Work item
Below are some records; retype all of them exactly.
──────── Data ────────
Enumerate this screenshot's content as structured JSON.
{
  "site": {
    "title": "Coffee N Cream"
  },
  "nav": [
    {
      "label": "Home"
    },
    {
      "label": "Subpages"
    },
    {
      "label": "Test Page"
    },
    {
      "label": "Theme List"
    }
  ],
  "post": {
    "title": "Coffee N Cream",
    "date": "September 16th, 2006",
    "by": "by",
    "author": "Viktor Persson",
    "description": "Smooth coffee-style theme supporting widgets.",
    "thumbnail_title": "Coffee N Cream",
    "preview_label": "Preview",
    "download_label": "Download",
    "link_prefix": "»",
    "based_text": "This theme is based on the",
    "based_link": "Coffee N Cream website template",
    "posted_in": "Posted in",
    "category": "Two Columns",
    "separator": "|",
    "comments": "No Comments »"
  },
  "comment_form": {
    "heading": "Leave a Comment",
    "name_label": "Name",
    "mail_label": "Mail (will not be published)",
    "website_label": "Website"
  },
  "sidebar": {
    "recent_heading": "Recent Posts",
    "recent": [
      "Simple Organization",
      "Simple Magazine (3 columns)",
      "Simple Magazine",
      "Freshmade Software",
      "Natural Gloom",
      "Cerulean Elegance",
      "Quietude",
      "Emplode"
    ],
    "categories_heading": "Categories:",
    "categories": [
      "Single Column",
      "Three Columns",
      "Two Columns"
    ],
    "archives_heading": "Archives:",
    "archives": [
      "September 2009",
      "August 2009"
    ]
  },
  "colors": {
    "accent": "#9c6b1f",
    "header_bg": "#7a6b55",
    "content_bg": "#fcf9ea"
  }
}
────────
Exercise output
Enumerate this screenshot's content as structured JSON.
{
  "site": {
    "title": "Coffee N Cream"
  },
  "nav": [
    {
      "label": "Home"
    },
    {
      "label": "Subpages"
    },
    {
      "label": "Test Page"
    },
    {
      "label": "Theme List"
    }
  ],
  "post": {
    "title": "Coffee N Cream",
    "date": "September 16th, 2006",
    "by": "by",
    "author": "Viktor Persson",
    "description": "Smooth coffee-style theme supporting widgets.",
    "thumbnail_title": "Coffee N Cream",
    "preview_label": "Preview",
    "download_label": "Download",
    "link_prefix": "»",
    "based_text": "This theme is based on the",
    "based_link": "Coffee N Cream website template",
    "posted_in": "Posted in",
    "category": "Two Columns",
    "separator": "|",
    "comments": "No Comments »"
  },
  "comment_form": {
    "heading": "Leave a Comment",
    "name_label": "Name",
    "mail_label": "Mail (will not be published)",
    "website_label": "Website"
  },
  "sidebar": {
    "recent_heading": "Recent Posts",
    "recent": [
      "Simple Organization",
      "Simple Magazine (3 columns)",
      "Simple Magazine",
      "Freshmade Software",
      "Natural Gloom",
      "Cerulean Elegance",
      "Quietude",
      "Emplode"
    ],
    "categories_heading": "Categories:",
    "categories": [
      "Single Column",
      "Three Columns",
      "Two Columns"
    ],
    "archives_heading": "Archives:",
    "archives": [
      "September 2009",
      "August 2009"
    ]
  },
  "colors": {
    "accent": "#9c6b1f",
    "header_bg": "#7a6b55",
    "content_bg": "#fcf9ea"
  }
}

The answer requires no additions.